The methods people use to conceal drugs are very creative, added corrections Officer Nick Petitti, whose dog is Duke.
He recalled a dog hit on a photograph sent to an inmate. It turned out to be two identical photographs glued together to appear as one. Inside were strips of suboxone.
A few years ago, Leo alerted on a Bible that someone mailed an inmate. Authorities found 24 suboxone strips — worth thousands of dollars inside the jail — hidden in the hardcover, Weaver said.
All three dogs are trained to passively alert, meaning they will sit in the spot where they smell the narcotics. Sometimes a dog will sit on a bed because of the smell on the sheets as a result of sweat. When the inmate is drug tested, the result comes back positive, Miller said.
Dogs are a long-term commitment
While its K-9 unit has been successful, the obligations associated with it get expensive, McGee said.
Beyond the food and vet costs, there are manpower issues surrounding mandatory training, he said. There are also additional health concerns about drug exposure for dogs and their handlers, McGee said.

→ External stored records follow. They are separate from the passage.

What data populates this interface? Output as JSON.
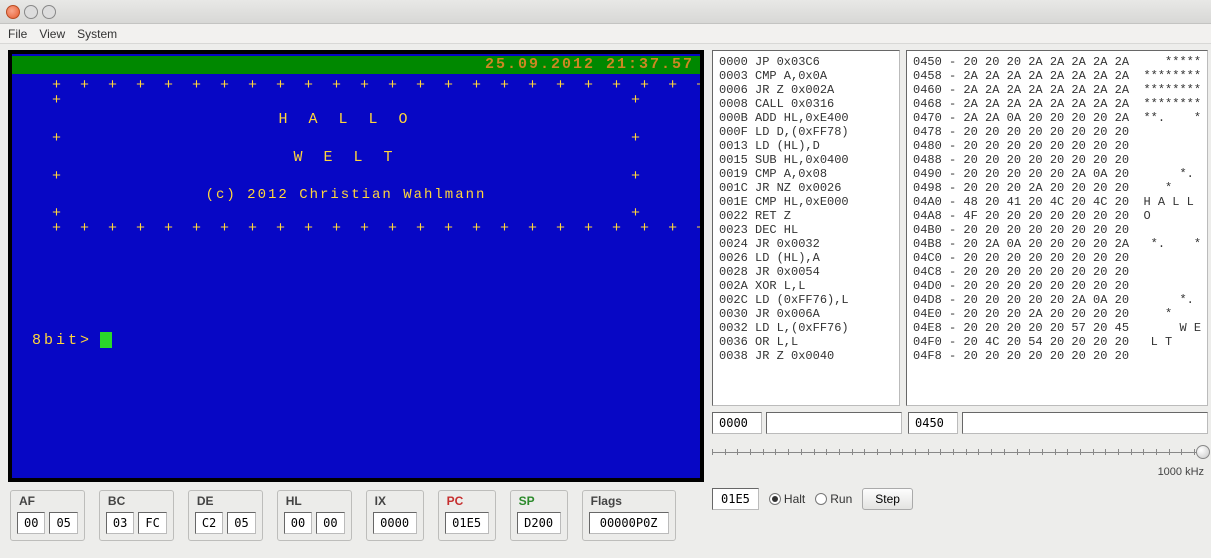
{
  "menubar": {
    "file": "File",
    "view": "View",
    "system": "System"
  },
  "screen": {
    "datetime": "25.09.2012 21:37.57",
    "line1": "H A L L O",
    "line2": "W E L T",
    "copyright": "(c) 2012 Christian Wahlmann",
    "prompt": "8bit>"
  },
  "registers": {
    "AF": {
      "label": "AF",
      "hi": "00",
      "lo": "05"
    },
    "BC": {
      "label": "BC",
      "hi": "03",
      "lo": "FC"
    },
    "DE": {
      "label": "DE",
      "hi": "C2",
      "lo": "05"
    },
    "HL": {
      "label": "HL",
      "hi": "00",
      "lo": "00"
    },
    "IX": {
      "label": "IX",
      "val": "0000"
    },
    "PC": {
      "label": "PC",
      "val": "01E5"
    },
    "SP": {
      "label": "SP",
      "val": "D200"
    },
    "Flags": {
      "label": "Flags",
      "val": "00000P0Z"
    }
  },
  "disasm": [
    "0000 JP 0x03C6",
    "0003 CMP A,0x0A",
    "0006 JR Z 0x002A",
    "0008 CALL 0x0316",
    "000B ADD HL,0xE400",
    "000F LD D,(0xFF78)",
    "0013 LD (HL),D",
    "0015 SUB HL,0x0400",
    "0019 CMP A,0x08",
    "001C JR NZ 0x0026",
    "001E CMP HL,0xE000",
    "0022 RET Z",
    "0023 DEC HL",
    "0024 JR 0x0032",
    "0026 LD (HL),A",
    "0028 JR 0x0054",
    "002A XOR L,L",
    "002C LD (0xFF76),L",
    "0030 JR 0x006A",
    "0032 LD L,(0xFF76)",
    "0036 OR L,L",
    "0038 JR Z 0x0040"
  ],
  "memdump": [
    "0450 - 20 20 20 2A 2A 2A 2A 2A     *****",
    "0458 - 2A 2A 2A 2A 2A 2A 2A 2A  ********",
    "0460 - 2A 2A 2A 2A 2A 2A 2A 2A  ********",
    "0468 - 2A 2A 2A 2A 2A 2A 2A 2A  ********",
    "0470 - 2A 2A 0A 20 20 20 20 2A  **.    *",
    "0478 - 20 20 20 20 20 20 20 20          ",
    "0480 - 20 20 20 20 20 20 20 20          ",
    "0488 - 20 20 20 20 20 20 20 20          ",
    "0490 - 20 20 20 20 20 2A 0A 20       *. ",
    "0498 - 20 20 20 2A 20 20 20 20     *    ",
    "04A0 - 48 20 41 20 4C 20 4C 20  H A L L ",
    "04A8 - 4F 20 20 20 20 20 20 20  O       ",
    "04B0 - 20 20 20 20 20 20 20 20          ",
    "04B8 - 20 2A 0A 20 20 20 20 2A   *.    *",
    "04C0 - 20 20 20 20 20 20 20 20          ",
    "04C8 - 20 20 20 20 20 20 20 20          ",
    "04D0 - 20 20 20 20 20 20 20 20          ",
    "04D8 - 20 20 20 20 20 2A 0A 20       *. ",
    "04E0 - 20 20 20 2A 20 20 20 20     *    ",
    "04E8 - 20 20 20 20 20 57 20 45       W E",
    "04F0 - 20 4C 20 54 20 20 20 20   L T    ",
    "04F8 - 20 20 20 20 20 20 20 20          "
  ],
  "addr": {
    "left": "0000",
    "right": "0450"
  },
  "speed": "1000 kHz",
  "controls": {
    "pc": "01E5",
    "halt": "Halt",
    "run": "Run",
    "step": "Step"
  }
}
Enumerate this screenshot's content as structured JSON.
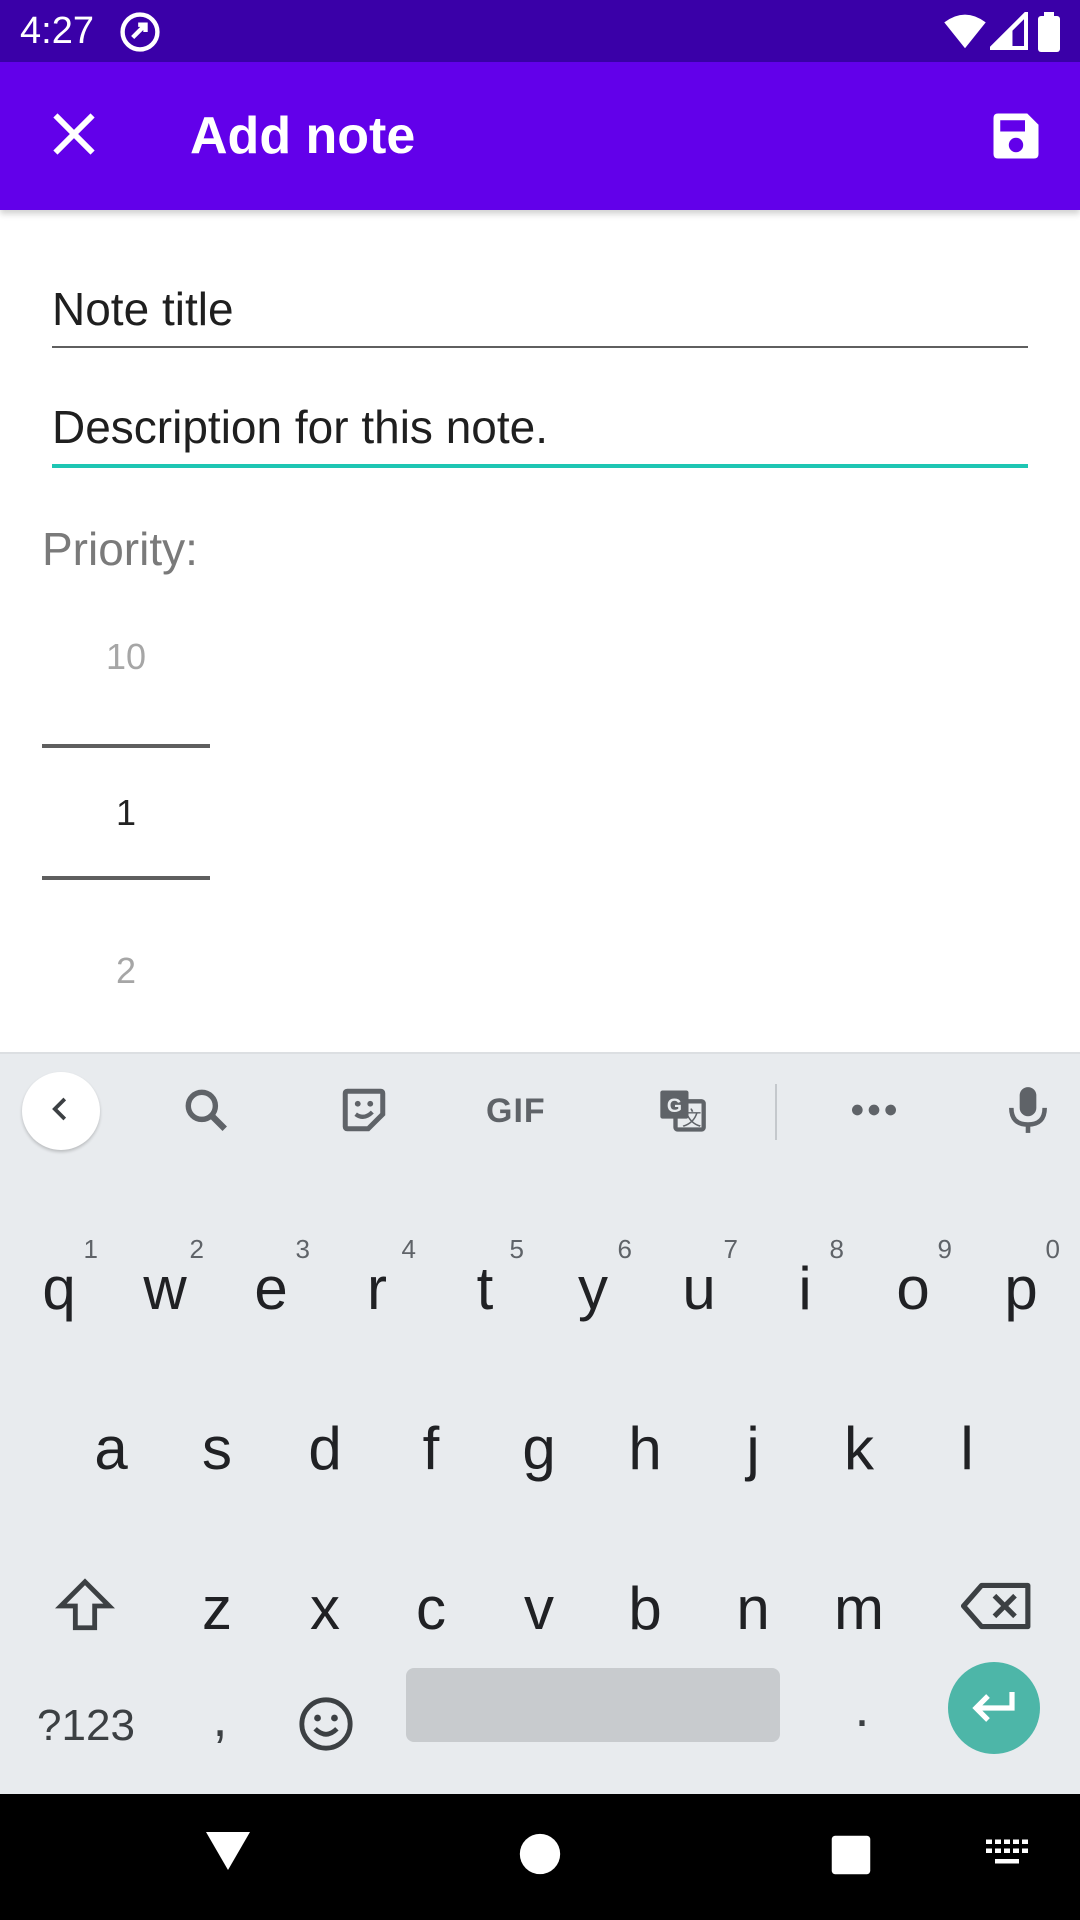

Bringing in a specially trained dog is also a 10-year commitment, Bucks County’s Kratz said.
A supervising officer will be assigned as his 24-hour caregiver during training and he will be with the handler during regular work shifts including rounds.
A temporary kennel will be set up at the jail and a local veterinarian has offered to provide free care, which will help control costs, Kratz said.
The still-unnamed puppy is wrapping up initial behavior training. A Connecticut police department contracted for the dog as part of its search and detain K-9 unit, but it was too small for the job, Kratz said.
The county hopes to acquire the dog next month, and it will begin six weeks of intensive training through the University of Pennsylvania Veterinary Medicine before he is introduced into the jail.
How the inmates and staff will react to the four-legged presence is unclear, Kratz said. But he has a hunch.
“The challenge will be people will want to pet him,” he said.